  • Your healthcare provider should make sure that you are appropriately treated for any risk factors for heart disease (such as high blood pressure, high cholesterol, diabetes, obesity, or smoking) or blood clots before you take Premarin.
  • When possible, Premarin should be stopped four to six weeks before many surgeries, in order to help prevent blood clots.
  • For women who still have a uterus (who have not had a hysterectomy), taking Premarin alone (without a progestin) increases the risk of endometrial cancer, which is cancer of the lining of the uterus. Women who still have a uterus should take Premarin with a progestin (which can be taken separately or in a combination product such as Prempro® or Premphase®).
  • Let your healthcare provider know if you have abnormal vaginal bleeding (such as very heavy bleeding or bleeding between periods) while taking Premarin, as this may be a sign of precancerous or cancerous changes in the uterus. Your healthcare provider can perform the necessary tests to rule out cancer.
  • Estrogen drugs (such as Premarin) used with or without a progestin may increase the risk of breast cancer. Proper screening and monitoring (as determined by your healthcare provider), such as yearly mammograms and monthly self breast exams, is recommended.
  • Estrogen drugs (such as Premarin) used with or without a progestin seem to increase the risk of dementia. In no case should Premarin be used to prevent or treat dementia (it is not effective for this use).
  • Women who take estrogen (such as Premarin) have an increased risk for gallbladder disease.
  • Let your healthcare provider know right away if you notice any vision changes. This can signal a blood clot in the retina, a possible side effect of Premarin.
  • Premarin can cause high blood pressure (hypertension) or high triglycerides in some women. Your healthcare provider should monitor you for these problems.


  • There have been reports of very serious allergic reactions to Premarin. Some of these reactions involved swelling of the tongue and throat, potentially interfering with breathing. Women who have had such reactions to Premarin in the past should not take this drug ever again. 


  • If you have had jaundice (yellowing of the whites of the eyes or skin) due to estrogens or pregnancy in the past, it is possible that Premarin will cause similar problems to recur. If this happens, your healthcare provider will probably advise you to stop taking Premarin.

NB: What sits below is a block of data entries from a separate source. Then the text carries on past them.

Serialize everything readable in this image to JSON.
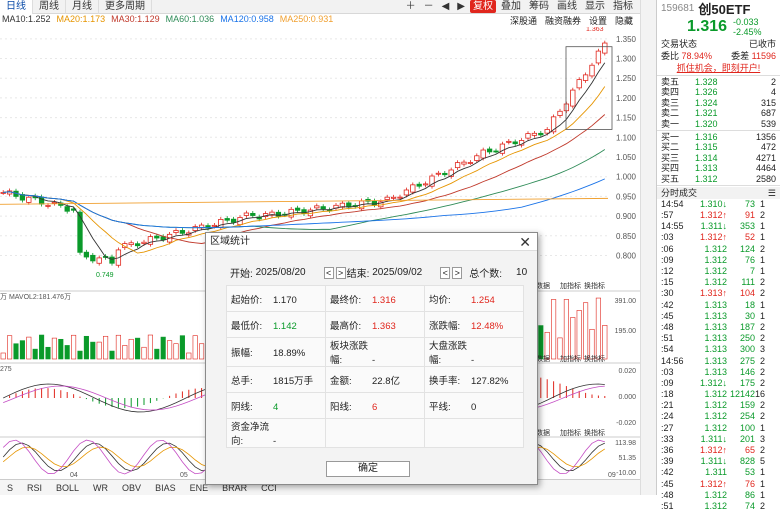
{
  "topbar": {
    "periods": [
      "日线",
      "周线",
      "月线",
      "更多周期"
    ],
    "right_buttons": [
      "复权",
      "叠加",
      "筹码",
      "画线",
      "显示",
      "指标"
    ],
    "sub_buttons": [
      "深股通",
      "融资融券",
      "设置",
      "隐藏"
    ]
  },
  "ma_legend": [
    {
      "text": "MA10:1.252",
      "color": "#333333"
    },
    {
      "text": "MA20:1.173",
      "color": "#e69500"
    },
    {
      "text": "MA30:1.129",
      "color": "#c0392b"
    },
    {
      "text": "MA60:1.036",
      "color": "#2e8b57"
    },
    {
      "text": "MA120:0.958",
      "color": "#1a73e8"
    },
    {
      "text": "MA250:0.931",
      "color": "#f0a030"
    }
  ],
  "chart_labels": {
    "high_marker": "1.363",
    "low_marker": "0.749",
    "vol_legend": "万  MAVOL2:181.476万",
    "macd_legend": "275",
    "x_ticks": [
      "04",
      "05",
      "09"
    ],
    "sub_tools": [
      "数据",
      "加指标",
      "换指标"
    ]
  },
  "price_axis": [
    "1.350",
    "1.300",
    "1.250",
    "1.200",
    "1.150",
    "1.100",
    "1.050",
    "1.000",
    "0.950",
    "0.900",
    "0.850",
    "0.800"
  ],
  "vol_axis": [
    "391.00",
    "195.00",
    "万"
  ],
  "macd_axis": [
    "0.020",
    "0.000",
    "-0.020"
  ],
  "kdj_axis": [
    "113.98",
    "51.35",
    "-10.00"
  ],
  "bottom_tabs": [
    "S",
    "RSI",
    "BOLL",
    "WR",
    "OBV",
    "BIAS",
    "ENE",
    "BRAR",
    "CCI"
  ],
  "right_panel": {
    "code": "159681",
    "name": "创50ETF",
    "price": "1.316",
    "change": "-0.033",
    "change_pct": "-2.45%",
    "status_label": "交易状态",
    "status_value": "已收市",
    "weibi_label": "委比",
    "weibi_value": "78.94%",
    "weicha_label": "委差",
    "weicha_value": "11596",
    "ad_text": "抓住机会，即刻开户!",
    "asks": [
      {
        "label": "卖五",
        "price": "1.328",
        "vol": "2"
      },
      {
        "label": "卖四",
        "price": "1.326",
        "vol": "4"
      },
      {
        "label": "卖三",
        "price": "1.324",
        "vol": "315"
      },
      {
        "label": "卖二",
        "price": "1.321",
        "vol": "687"
      },
      {
        "label": "卖一",
        "price": "1.320",
        "vol": "539"
      }
    ],
    "bids": [
      {
        "label": "买一",
        "price": "1.316",
        "vol": "1356"
      },
      {
        "label": "买二",
        "price": "1.315",
        "vol": "472"
      },
      {
        "label": "买三",
        "price": "1.314",
        "vol": "4271"
      },
      {
        "label": "买四",
        "price": "1.313",
        "vol": "4464"
      },
      {
        "label": "买五",
        "price": "1.312",
        "vol": "2580"
      }
    ],
    "ticks_title": "分时成交",
    "ticks": [
      {
        "t": "14:54",
        "p": "1.310",
        "d": "down",
        "v": "73",
        "n": "1"
      },
      {
        "t": ":57",
        "p": "1.312",
        "d": "up",
        "v": "91",
        "n": "2"
      },
      {
        "t": "14:55",
        "p": "1.311",
        "d": "down",
        "v": "353",
        "n": "1"
      },
      {
        "t": ":03",
        "p": "1.312",
        "d": "up",
        "v": "52",
        "n": "1"
      },
      {
        "t": ":06",
        "p": "1.312",
        "d": "",
        "v": "124",
        "n": "2"
      },
      {
        "t": ":09",
        "p": "1.312",
        "d": "",
        "v": "76",
        "n": "1"
      },
      {
        "t": ":12",
        "p": "1.312",
        "d": "",
        "v": "7",
        "n": "1"
      },
      {
        "t": ":15",
        "p": "1.312",
        "d": "",
        "v": "111",
        "n": "2"
      },
      {
        "t": ":30",
        "p": "1.313",
        "d": "up",
        "v": "104",
        "n": "2"
      },
      {
        "t": ":42",
        "p": "1.313",
        "d": "",
        "v": "18",
        "n": "1"
      },
      {
        "t": ":45",
        "p": "1.313",
        "d": "",
        "v": "30",
        "n": "1"
      },
      {
        "t": ":48",
        "p": "1.313",
        "d": "",
        "v": "187",
        "n": "2"
      },
      {
        "t": ":51",
        "p": "1.313",
        "d": "",
        "v": "250",
        "n": "2"
      },
      {
        "t": ":54",
        "p": "1.313",
        "d": "",
        "v": "300",
        "n": "3"
      },
      {
        "t": "14:56",
        "p": "1.313",
        "d": "",
        "v": "275",
        "n": "2"
      },
      {
        "t": ":03",
        "p": "1.313",
        "d": "",
        "v": "146",
        "n": "2"
      },
      {
        "t": ":09",
        "p": "1.312",
        "d": "down",
        "v": "175",
        "n": "2"
      },
      {
        "t": ":18",
        "p": "1.312",
        "d": "",
        "v": "12142",
        "n": "16"
      },
      {
        "t": ":21",
        "p": "1.312",
        "d": "",
        "v": "159",
        "n": "2"
      },
      {
        "t": ":24",
        "p": "1.312",
        "d": "",
        "v": "254",
        "n": "2"
      },
      {
        "t": ":27",
        "p": "1.312",
        "d": "",
        "v": "100",
        "n": "1"
      },
      {
        "t": ":33",
        "p": "1.311",
        "d": "down",
        "v": "201",
        "n": "3"
      },
      {
        "t": ":36",
        "p": "1.312",
        "d": "up",
        "v": "65",
        "n": "2"
      },
      {
        "t": ":39",
        "p": "1.311",
        "d": "down",
        "v": "828",
        "n": "5"
      },
      {
        "t": ":42",
        "p": "1.311",
        "d": "",
        "v": "53",
        "n": "1"
      },
      {
        "t": ":45",
        "p": "1.312",
        "d": "up",
        "v": "76",
        "n": "1"
      },
      {
        "t": ":48",
        "p": "1.312",
        "d": "",
        "v": "86",
        "n": "1"
      },
      {
        "t": ":51",
        "p": "1.312",
        "d": "",
        "v": "74",
        "n": "2"
      }
    ]
  },
  "dialog": {
    "title": "区域统计",
    "start_label": "开始:",
    "start_value": "2025/08/20",
    "end_label": "结束:",
    "end_value": "2025/09/02",
    "count_label": "总个数:",
    "count_value": "10",
    "rows": [
      [
        {
          "l": "起始价:",
          "v": "1.170",
          "c": "#222"
        },
        {
          "l": "最终价:",
          "v": "1.316",
          "c": "#e0261d"
        },
        {
          "l": "均价:",
          "v": "1.254",
          "c": "#e0261d"
        }
      ],
      [
        {
          "l": "最低价:",
          "v": "1.142",
          "c": "#0a9a2a"
        },
        {
          "l": "最高价:",
          "v": "1.363",
          "c": "#e0261d"
        },
        {
          "l": "涨跌幅:",
          "v": "12.48%",
          "c": "#e0261d"
        }
      ],
      [
        {
          "l": "振幅:",
          "v": "18.89%",
          "c": "#222"
        },
        {
          "l": "板块涨跌幅:",
          "v": "-",
          "c": "#222"
        },
        {
          "l": "大盘涨跌幅:",
          "v": "-",
          "c": "#222"
        }
      ],
      [
        {
          "l": "总手:",
          "v": "1815万手",
          "c": "#222"
        },
        {
          "l": "金额:",
          "v": "22.8亿",
          "c": "#222"
        },
        {
          "l": "换手率:",
          "v": "127.82%",
          "c": "#222"
        }
      ],
      [
        {
          "l": "阴线:",
          "v": "4",
          "c": "#0a9a2a"
        },
        {
          "l": "阳线:",
          "v": "6",
          "c": "#e0261d"
        },
        {
          "l": "平线:",
          "v": "0",
          "c": "#222"
        }
      ],
      [
        {
          "l": "资金净流向:",
          "v": "-",
          "c": "#222"
        },
        {
          "l": "",
          "v": "",
          "c": "#222"
        },
        {
          "l": "",
          "v": "",
          "c": "#222"
        }
      ]
    ],
    "ok_label": "确定"
  }
}
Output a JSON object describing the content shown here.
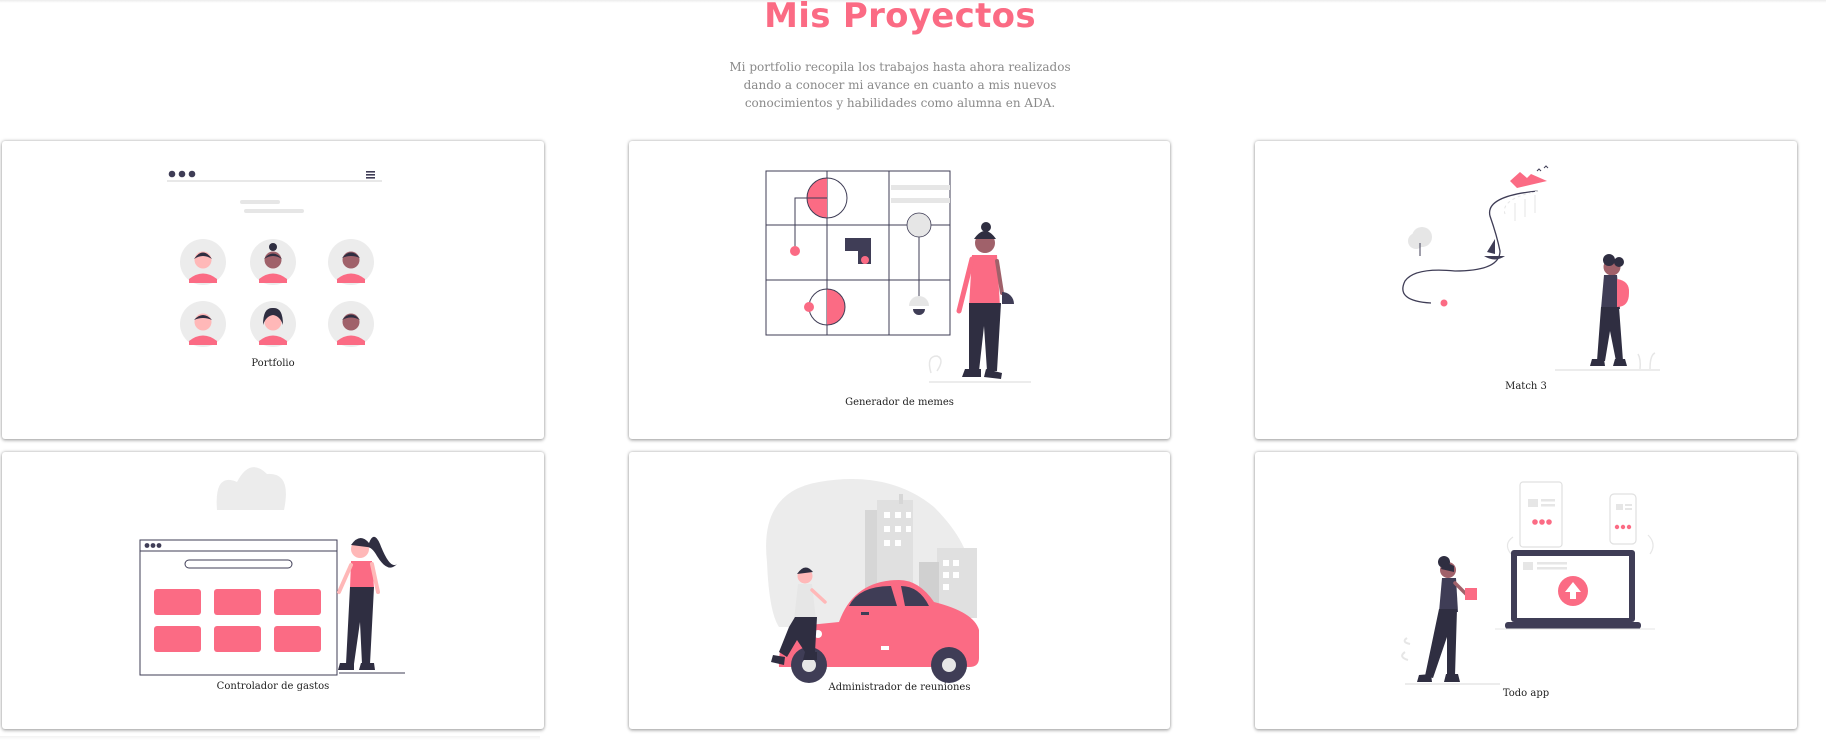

  • If you see something that resembles a Premarin tablet in your stool, please consult your healthcare provider. 


  • If you have an underactive thyroid (hypothyroidism), Premarin may increase your body's requirement for thyroid hormones. Your healthcare provider should monitor you and adjust the dose of your thyroid medications as necessary.
  • Premarin can cause fluid retention. This can cause problems for people with congestive heart failure (CHF) or kidney problems.
  • Premarin should be used with caution in people who have low calcium levels in the blood (known medically as hypocalcemia).
  • It is not clear if Premarin increases the risk of ovarian cancer. Some studies have shown an increased risk, while others have not.
  • Premarin can make endometriosis symptoms worse.
  • Premarin can interact with a number of different medications (see Premarin Drug Interactions for more information).
  • Premarin should not be used during pregnancy (see Premarin and Pregnancy).
  • Premarin does pass through breast milk. Therefore, if you are breastfeeding or plan to start breastfeeding, discuss this with your healthcare provider prior to taking the drug (see Premarin and Breastfeeding).
Written by/reviewed by:
Last reviewed by: Kristi Monson, PharmD;
Last updated/reviewed:
List of references (click here):
Other Articles in This eMedTV Presentation

Topics & Medications


Related Channels

eMedTV Links
Copyright © 2006-2020 Clinaero, Inc.

eMedTV serves only as an informational resource. This site does not dispense medical advice or advice of any kind. Site users seeking medical advice about their specific situation should consult with their own physician. Click Terms of Use for more information.

This site complies with the HONcode standard for trustworthy health information:
verify here.